*TASK*:
Copy the entries below exactly; any picture among them should be left out.

Stored data:
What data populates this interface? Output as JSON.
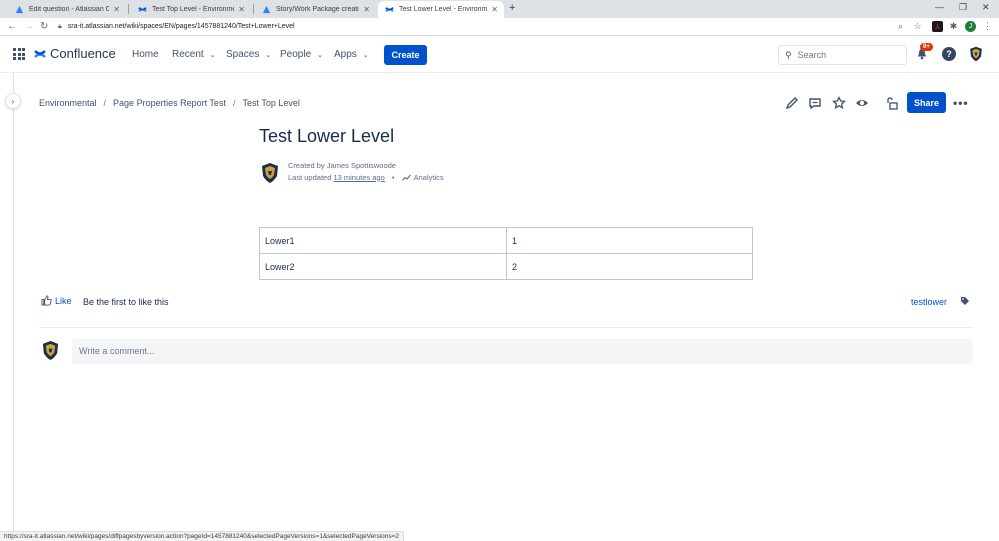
{
  "browser": {
    "tabs": [
      {
        "title": "Edit question - Atlassian Commu",
        "active": false
      },
      {
        "title": "Test Top Level - Environmental -",
        "active": false
      },
      {
        "title": "Story/Work Package creation, ex",
        "active": false
      },
      {
        "title": "Test Lower Level - Environmenta",
        "active": true
      }
    ],
    "new_tab": "+",
    "url": "sra-it.atlassian.net/wiki/spaces/EN/pages/1457881240/Test+Lower+Level",
    "profile_initial": "J"
  },
  "header": {
    "product": "Confluence",
    "nav": {
      "home": "Home",
      "recent": "Recent",
      "spaces": "Spaces",
      "people": "People",
      "apps": "Apps"
    },
    "create": "Create",
    "search_placeholder": "Search",
    "notification_badge": "9+",
    "help": "?"
  },
  "breadcrumb": {
    "items": [
      "Environmental",
      "Page Properties Report Test",
      "Test Top Level"
    ],
    "separator": "/"
  },
  "actions": {
    "share": "Share"
  },
  "page": {
    "title": "Test Lower Level",
    "created_by": "Created by James Spottiswoode",
    "last_updated_label": "Last updated",
    "last_updated_time": "13 minutes ago",
    "analytics": "Analytics",
    "table": [
      {
        "key": "Lower1",
        "value": "1"
      },
      {
        "key": "Lower2",
        "value": "2"
      }
    ]
  },
  "footer": {
    "like": "Like",
    "first_like": "Be the first to like this",
    "label": "testlower",
    "comment_placeholder": "Write a comment..."
  },
  "statusbar": {
    "url": "https://sra-it.atlassian.net/wiki/pages/diffpagesbyversion.action?pageId=1457881240&selectedPageVersions=1&selectedPageVersions=2"
  },
  "colors": {
    "brand": "#0052cc",
    "text": "#172b4d",
    "badge": "#de350b"
  }
}
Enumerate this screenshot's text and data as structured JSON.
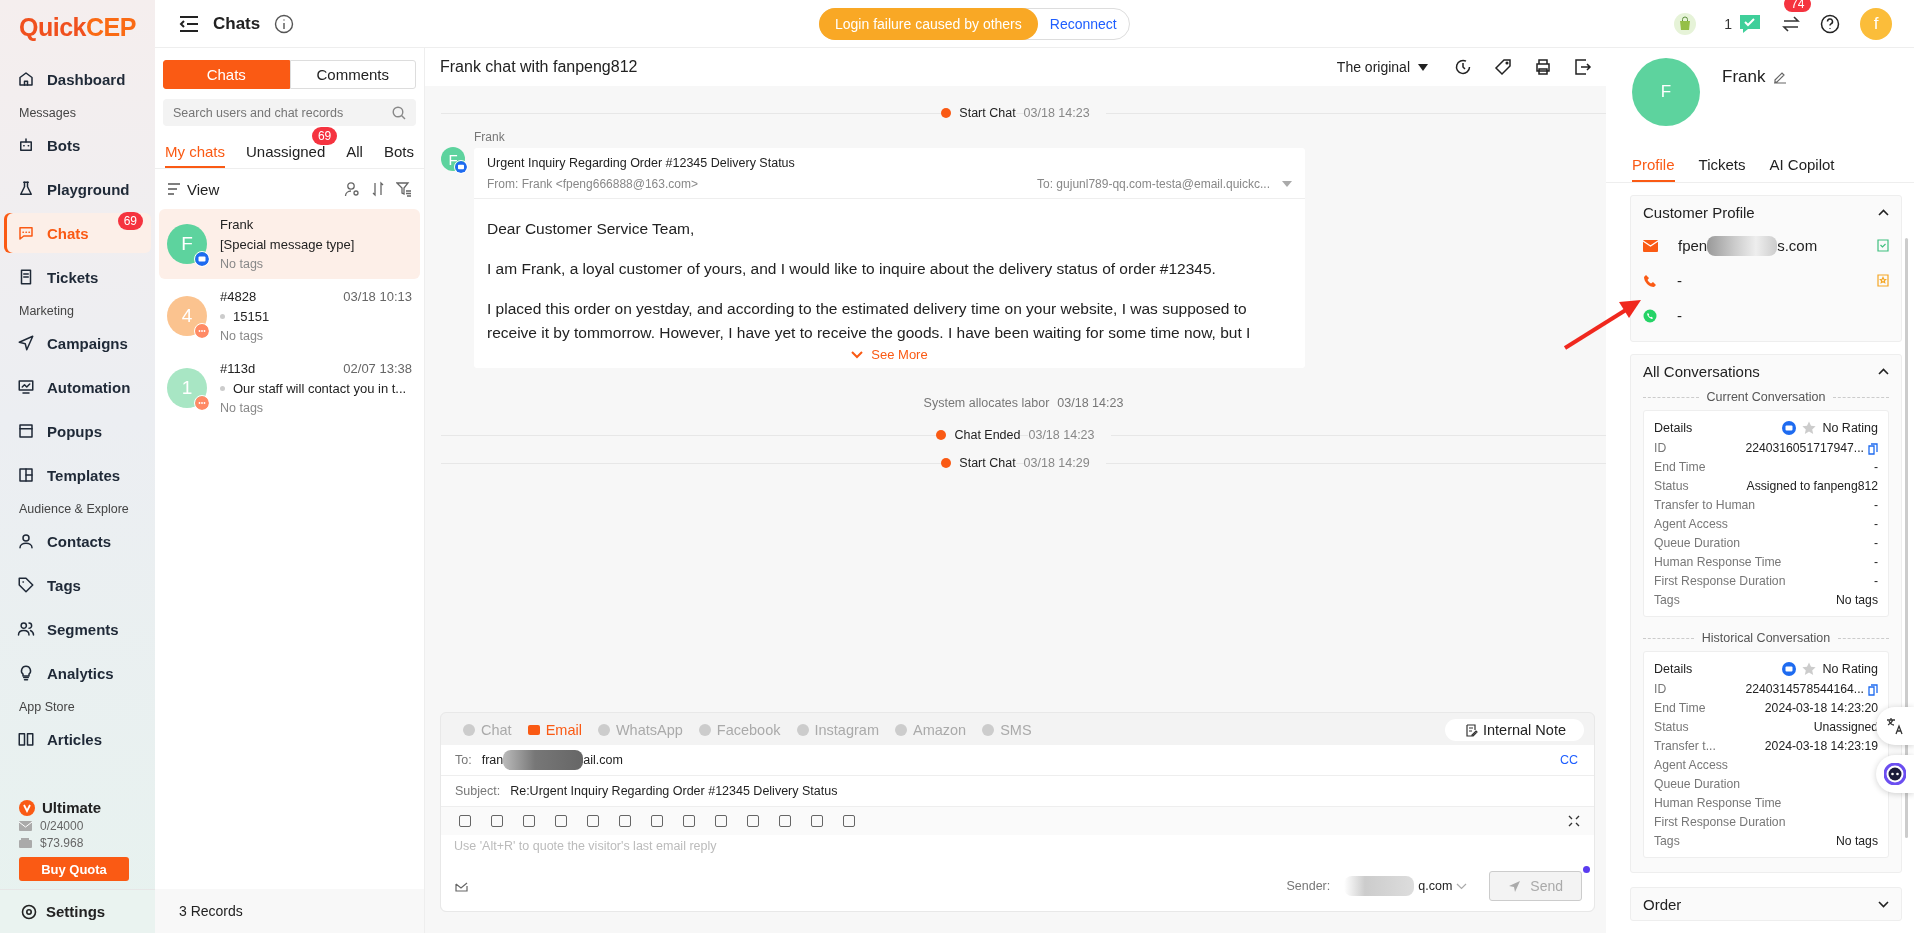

*RESPONSE TO THE EXERCISE*:
What data populates this interface? Output as JSON.
{
  "browser": {
    "tabs": [
      {
        "title": "Edit question - Atlassian Commu",
        "active": false
      },
      {
        "title": "Test Top Level - Environmental -",
        "active": false
      },
      {
        "title": "Story/Work Package creation, ex",
        "active": false
      },
      {
        "title": "Test Lower Level - Environmenta",
        "active": true
      }
    ],
    "new_tab": "+",
    "url": "sra-it.atlassian.net/wiki/spaces/EN/pages/1457881240/Test+Lower+Level",
    "profile_initial": "J"
  },
  "header": {
    "product": "Confluence",
    "nav": {
      "home": "Home",
      "recent": "Recent",
      "spaces": "Spaces",
      "people": "People",
      "apps": "Apps"
    },
    "create": "Create",
    "search_placeholder": "Search",
    "notification_badge": "9+",
    "help": "?"
  },
  "breadcrumb": {
    "items": [
      "Environmental",
      "Page Properties Report Test",
      "Test Top Level"
    ],
    "separator": "/"
  },
  "actions": {
    "share": "Share"
  },
  "page": {
    "title": "Test Lower Level",
    "created_by": "Created by James Spottiswoode",
    "last_updated_label": "Last updated",
    "last_updated_time": "13 minutes ago",
    "analytics": "Analytics",
    "table": [
      {
        "key": "Lower1",
        "value": "1"
      },
      {
        "key": "Lower2",
        "value": "2"
      }
    ]
  },
  "footer": {
    "like": "Like",
    "first_like": "Be the first to like this",
    "label": "testlower",
    "comment_placeholder": "Write a comment..."
  },
  "statusbar": {
    "url": "https://sra-it.atlassian.net/wiki/pages/diffpagesbyversion.action?pageId=1457881240&selectedPageVersions=1&selectedPageVersions=2"
  },
  "colors": {
    "brand": "#0052cc",
    "text": "#172b4d",
    "badge": "#de350b"
  }
}
Enumerate this screenshot's text and data as structured JSON.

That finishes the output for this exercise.